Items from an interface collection
____

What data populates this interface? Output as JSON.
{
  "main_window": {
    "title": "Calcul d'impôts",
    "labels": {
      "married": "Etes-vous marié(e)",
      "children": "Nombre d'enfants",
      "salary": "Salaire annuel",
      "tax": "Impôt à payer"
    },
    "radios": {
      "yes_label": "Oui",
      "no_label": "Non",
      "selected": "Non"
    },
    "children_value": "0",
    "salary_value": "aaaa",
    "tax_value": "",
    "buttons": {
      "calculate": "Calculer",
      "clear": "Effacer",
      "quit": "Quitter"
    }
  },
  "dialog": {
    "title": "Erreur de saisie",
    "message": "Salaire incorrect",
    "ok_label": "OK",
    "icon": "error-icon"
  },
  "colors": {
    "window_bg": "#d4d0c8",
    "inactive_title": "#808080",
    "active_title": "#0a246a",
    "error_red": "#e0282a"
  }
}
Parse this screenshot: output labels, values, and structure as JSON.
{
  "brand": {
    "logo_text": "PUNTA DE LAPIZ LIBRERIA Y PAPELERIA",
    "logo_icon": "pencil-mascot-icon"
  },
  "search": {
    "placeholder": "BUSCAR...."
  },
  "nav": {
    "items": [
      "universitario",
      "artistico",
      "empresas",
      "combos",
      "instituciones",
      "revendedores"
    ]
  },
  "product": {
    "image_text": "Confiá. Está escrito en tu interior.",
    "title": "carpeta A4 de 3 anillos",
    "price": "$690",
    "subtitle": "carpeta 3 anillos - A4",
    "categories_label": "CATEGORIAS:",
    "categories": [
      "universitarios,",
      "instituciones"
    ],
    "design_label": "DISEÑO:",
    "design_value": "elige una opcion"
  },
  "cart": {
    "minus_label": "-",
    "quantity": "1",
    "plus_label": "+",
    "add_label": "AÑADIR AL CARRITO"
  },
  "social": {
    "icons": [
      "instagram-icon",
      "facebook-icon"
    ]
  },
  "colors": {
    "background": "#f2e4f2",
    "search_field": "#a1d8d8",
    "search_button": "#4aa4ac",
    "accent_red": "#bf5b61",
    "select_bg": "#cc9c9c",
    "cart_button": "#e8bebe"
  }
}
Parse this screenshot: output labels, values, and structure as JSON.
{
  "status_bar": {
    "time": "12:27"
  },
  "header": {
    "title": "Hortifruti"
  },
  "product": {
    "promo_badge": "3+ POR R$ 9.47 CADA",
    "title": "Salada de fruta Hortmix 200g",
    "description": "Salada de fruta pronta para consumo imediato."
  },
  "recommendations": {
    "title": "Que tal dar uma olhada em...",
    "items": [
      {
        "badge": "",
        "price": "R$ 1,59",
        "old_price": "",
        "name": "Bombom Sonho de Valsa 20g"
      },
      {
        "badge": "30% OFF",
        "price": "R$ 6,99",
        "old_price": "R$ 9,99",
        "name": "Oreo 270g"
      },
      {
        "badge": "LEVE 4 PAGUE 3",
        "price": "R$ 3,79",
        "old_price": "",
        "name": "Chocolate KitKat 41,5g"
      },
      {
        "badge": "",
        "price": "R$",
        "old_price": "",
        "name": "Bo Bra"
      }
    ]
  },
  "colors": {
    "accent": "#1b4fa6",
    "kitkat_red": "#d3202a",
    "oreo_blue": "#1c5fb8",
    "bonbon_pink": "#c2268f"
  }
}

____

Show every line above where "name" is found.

Written response
        "name": "Bombom Sonho de Valsa 20g"
        "name": "Oreo 270g"
        "name": "Chocolate KitKat 41,5g"
        "name": "Bo Bra"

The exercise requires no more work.